Regardless of a diver’s experience, skill, confidence and level of qualification, there are certain things that every diver should remember. This is important not only for the safety of divers, but for the conservation of our underwater environment as well.
1. Don’t touch: As divers, we often don’t realize the extent of damage that we can cause simply by touching the marine life, so, even if it feels tempting to touch the turtle’s back or some colorful coral. Don’t. Touching coral can cause permanent damage, ultimately causing it to die. Every diver should at all times avoid chasing or touching any marine animals.
2. Buoyancy skills: Buoyancy is a deceptive skill. It can seem relatively easy to learn, but it is actually quite difficult to master. Perfecting your buoyancy skills is a must. Any diver should be able to ascend or descend by inhaling or exhaling, respectively. A diver should only use his buoyancy compensator device (BCD) to compensate for changes in depth during a dive. This is one of the most important skills a diver can master. Breathe in to go up, out to go down. If you want to master your buoyancy all you have to do is practice and practice on very dive.
3. Watch your air: Stating the obvious. Still remember to monitor your air, as often as you can. This is essential if you are to dive safely and avoid running out of air. Managing your air is never a waste of time, in the long run you’ll get more dive time.
4. Dive Gear: Dive gear is essential in ensuring a diver’s safety. Therefore, all divers need to regularly service their gear and keep it well maintained at all times. If you look after your gear then you will be able to rely on it during your dives. Take care of your dive gear, and your gear will take care of you. Don’t slack on the dive equipment maintains.
5. Watch your fins: If you don’t have control and awareness of your fins, you will probably unwittingly break something and/or kick someone in the face. If you hit something: Stop, look and if necessary take a few strokes with your hands to get out the way and regain control. It’s all about your finning techniques and knowing where you are in the water. Spend some time training your possession and finning techniques. Preferably on a sandy bottom. A lack of awareness whilst kicking with fins can cover coral with sediment (affecting photosynthesis), upset habitats and wash away small creatures
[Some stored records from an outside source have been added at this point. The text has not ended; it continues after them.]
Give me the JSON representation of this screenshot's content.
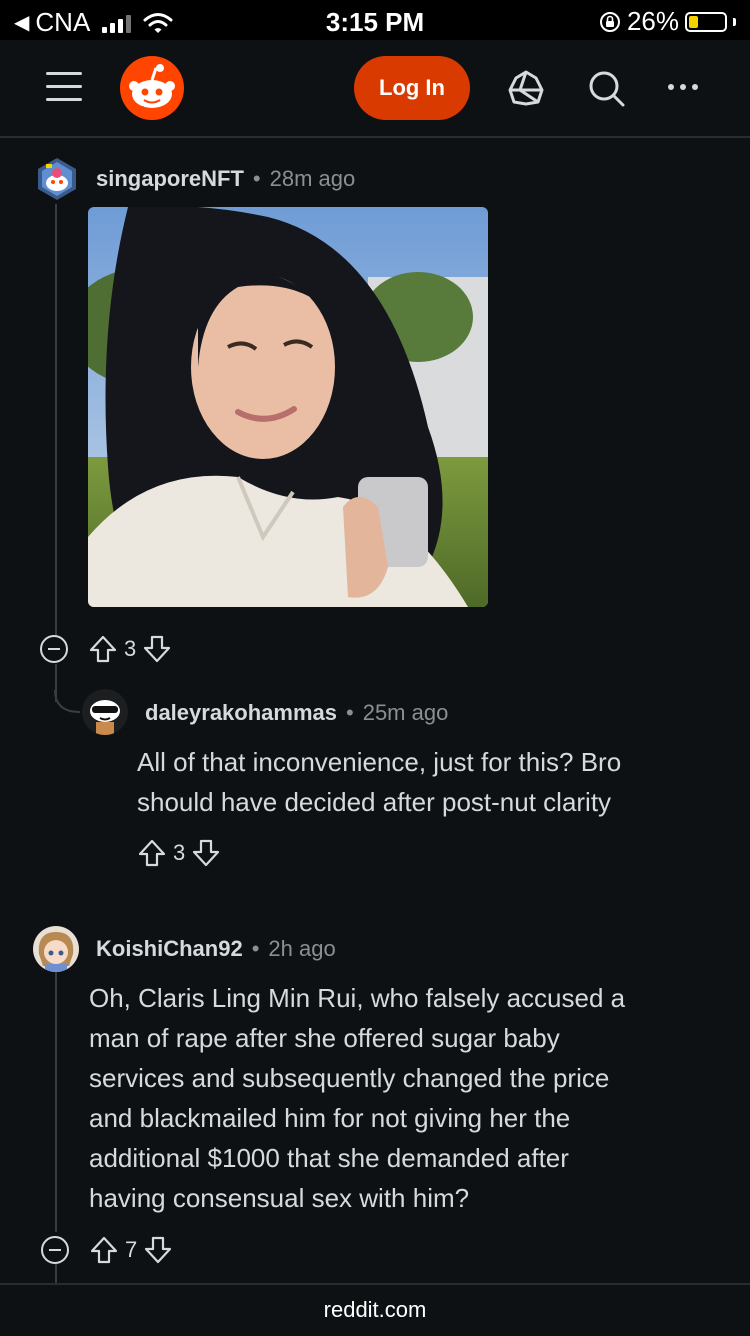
{
  "status_bar": {
    "back_app": "CNA",
    "time": "3:15 PM",
    "battery_percent": "26%",
    "battery_level": 0.26
  },
  "header": {
    "login_label": "Log In",
    "icons": [
      "menu-icon",
      "reddit-logo",
      "popular-icon",
      "search-icon",
      "more-icon"
    ]
  },
  "comments": [
    {
      "author": "singaporeNFT",
      "time": "28m ago",
      "has_image": true,
      "score": "3"
    },
    {
      "author": "daleyrakohammas",
      "time": "25m ago",
      "body_lines": [
        "All of that inconvenience, just for this? Bro",
        "should have decided after post-nut clarity"
      ],
      "score": "3"
    },
    {
      "author": "KoishiChan92",
      "time": "2h ago",
      "body_lines": [
        "Oh, Claris Ling Min Rui, who falsely accused a",
        "man of rape after she offered sugar baby",
        "services and subsequently changed the price",
        "and blackmailed him for not giving her the",
        "additional $1000 that she demanded after",
        "having consensual sex with him?"
      ],
      "score": "7"
    }
  ],
  "footer": {
    "url": "reddit.com"
  },
  "colors": {
    "background": "#0e1113",
    "accent": "#d93a00",
    "reddit_orange": "#ff4500",
    "meta_text": "#8b8f93"
  }
}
6. Never exceed your limits: Even if there the best reason to go that deep or do that dive. Don’t ever exceed what you feel you can dive, or what you are trained to dive. The only thing that can really result form this is DCI (Decompression illness). This is the extreme, I know, but is it really worth risking, just to get a bit deeper? And if it’s that cool down there, why not get the proper training for that depth? In order to ensure Your safety, you should never exceed your personal limits on any dive. This includes limits regarding training, experience, skills, and what you feel comfortable with.
7. Don’t follow peer pressure: This goes with point 6, don’t dive if you are not confident it’s the right dive plan for YOU. Don’t let anyone else say what is right for you. Always hold the right to call a dive. All divers need to ensure that they are comfortable with the proposed plan. This is not the time for you to let other divers dictate what is right for you. You need to be confident that you can cope with the intended dive and that it is well within your own personal limits.
8. Listen to the briefing: There’s nothing worse than a diver who didn’t pay attention to the dive guides briefing, and ends up getting lost or spoiling the dive, because he didn’t know what to do. So just pay attention.
9. Keep blowing bubbles: It’s the most important rule in scuba diving, so by now you should already know it. There are plenty of other ways to extend your dive time, so don’t waste time holding your breath. It doesn’t give you more dive time and it can be very dangerous. Remember to inhale and exhale throughout your dive. Don’t ever hold your breath!
10. Do NOT Touch!: Yes we covered this already, but this point deserves repetition. Don’t touching anything underwater. The old caveat remains the same: Take only pictures leave only bubbles. It’s really that important that I had to mention it twice. If all divers keep touching just one thing a dive, we’ll end up having nothing left.
What did we miss?
What is your top 10 list of important scuba knowledge? Did we miss any points? Tell us your best scuba advice in the comments below. All the other divers want to know as well.